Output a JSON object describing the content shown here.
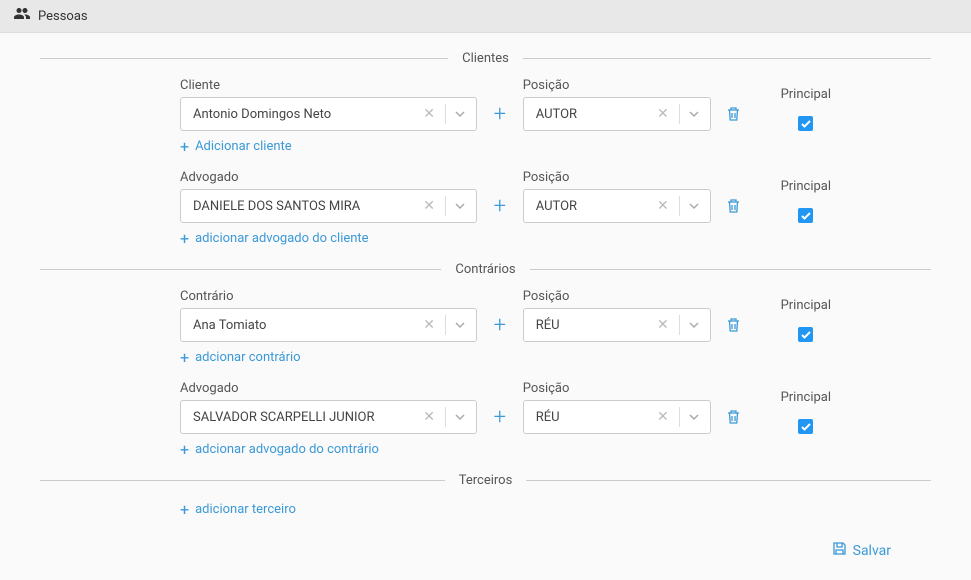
{
  "header": {
    "title": "Pessoas"
  },
  "sections": {
    "clientes": {
      "title": "Clientes",
      "cliente": {
        "label": "Cliente",
        "value": "Antonio Domingos Neto",
        "posicao_label": "Posição",
        "posicao_value": "AUTOR",
        "principal_label": "Principal",
        "principal_checked": true
      },
      "add_cliente": "Adicionar cliente",
      "advogado": {
        "label": "Advogado",
        "value": "DANIELE DOS SANTOS MIRA",
        "posicao_label": "Posição",
        "posicao_value": "AUTOR",
        "principal_label": "Principal",
        "principal_checked": true
      },
      "add_advogado": "adicionar advogado do cliente"
    },
    "contrarios": {
      "title": "Contrários",
      "contrario": {
        "label": "Contrário",
        "value": "Ana Tomiato",
        "posicao_label": "Posição",
        "posicao_value": "RÉU",
        "principal_label": "Principal",
        "principal_checked": true
      },
      "add_contrario": "adcionar contrário",
      "advogado": {
        "label": "Advogado",
        "value": "SALVADOR SCARPELLI JUNIOR",
        "posicao_label": "Posição",
        "posicao_value": "RÉU",
        "principal_label": "Principal",
        "principal_checked": true
      },
      "add_advogado": "adcionar advogado do contrário"
    },
    "terceiros": {
      "title": "Terceiros",
      "add_terceiro": "adicionar terceiro"
    }
  },
  "footer": {
    "save": "Salvar"
  }
}
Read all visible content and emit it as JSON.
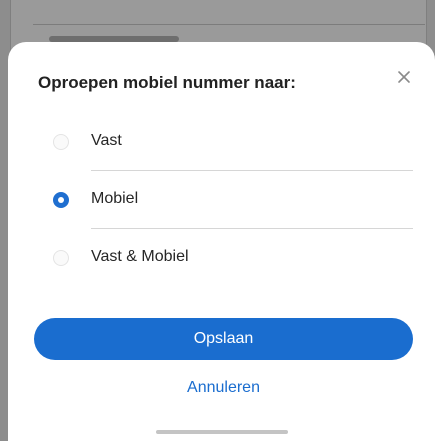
{
  "dialog": {
    "title": "Oproepen mobiel nummer naar:",
    "close_icon": "close-icon"
  },
  "options": [
    {
      "label": "Vast",
      "selected": false
    },
    {
      "label": "Mobiel",
      "selected": true
    },
    {
      "label": "Vast & Mobiel",
      "selected": false
    }
  ],
  "actions": {
    "save_label": "Opslaan",
    "cancel_label": "Annuleren"
  },
  "colors": {
    "accent": "#1a6dcf",
    "overlay": "#8d8d8d",
    "sheet_background": "#ffffff"
  }
}
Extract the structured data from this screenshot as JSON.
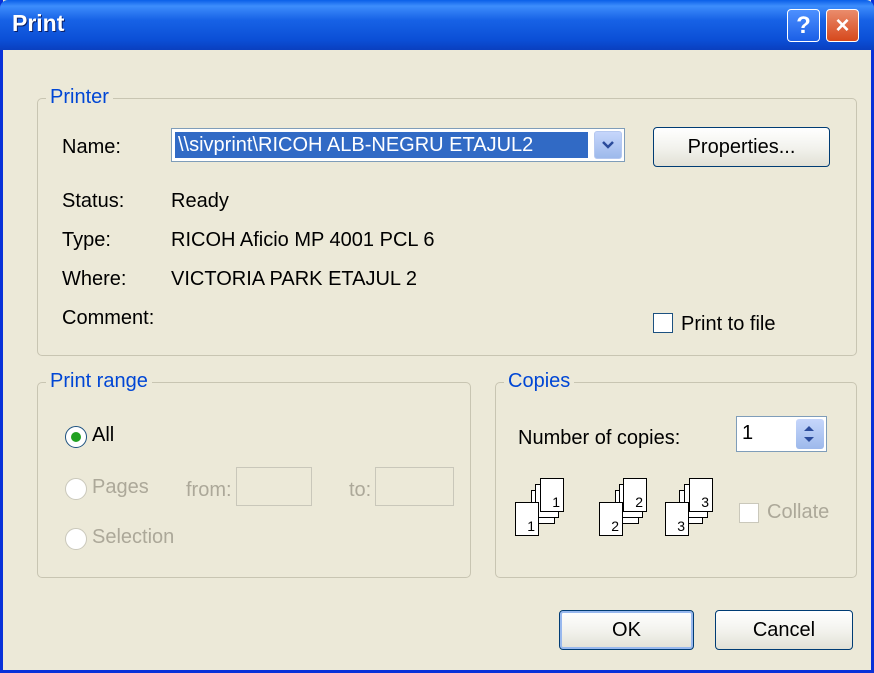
{
  "dialog": {
    "title": "Print"
  },
  "titlebar": {
    "help_label": "?",
    "close_label": "×"
  },
  "printer": {
    "group_label": "Printer",
    "name_label": "Name:",
    "name_value": "\\\\sivprint\\RICOH ALB-NEGRU ETAJUL2",
    "properties_label": "Properties...",
    "status_label": "Status:",
    "status_value": "Ready",
    "type_label": "Type:",
    "type_value": "RICOH Aficio MP 4001 PCL 6",
    "where_label": "Where:",
    "where_value": "VICTORIA PARK ETAJUL 2",
    "comment_label": "Comment:",
    "print_to_file_label": "Print to file",
    "print_to_file_checked": false
  },
  "print_range": {
    "group_label": "Print range",
    "all_label": "All",
    "pages_label": "Pages",
    "from_label": "from:",
    "to_label": "to:",
    "selection_label": "Selection",
    "selected": "All"
  },
  "copies": {
    "group_label": "Copies",
    "number_label": "Number of copies:",
    "number_value": "1",
    "collate_label": "Collate",
    "collate_checked": false,
    "page_numbers": [
      "1",
      "1",
      "2",
      "2",
      "3",
      "3"
    ]
  },
  "actions": {
    "ok_label": "OK",
    "cancel_label": "Cancel"
  },
  "colors": {
    "title_bar": "#0a5fe8",
    "group_label": "#0046d5",
    "selection": "#316ac5",
    "dialog_bg": "#ece9d8"
  }
}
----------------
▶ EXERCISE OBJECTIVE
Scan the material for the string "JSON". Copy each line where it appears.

▶ ANSWER TO THIS TASK
Output a JSON object describing the content shown here.
Read all visible content and emit it as JSON.
Extract the structured data from this screenshot as JSON.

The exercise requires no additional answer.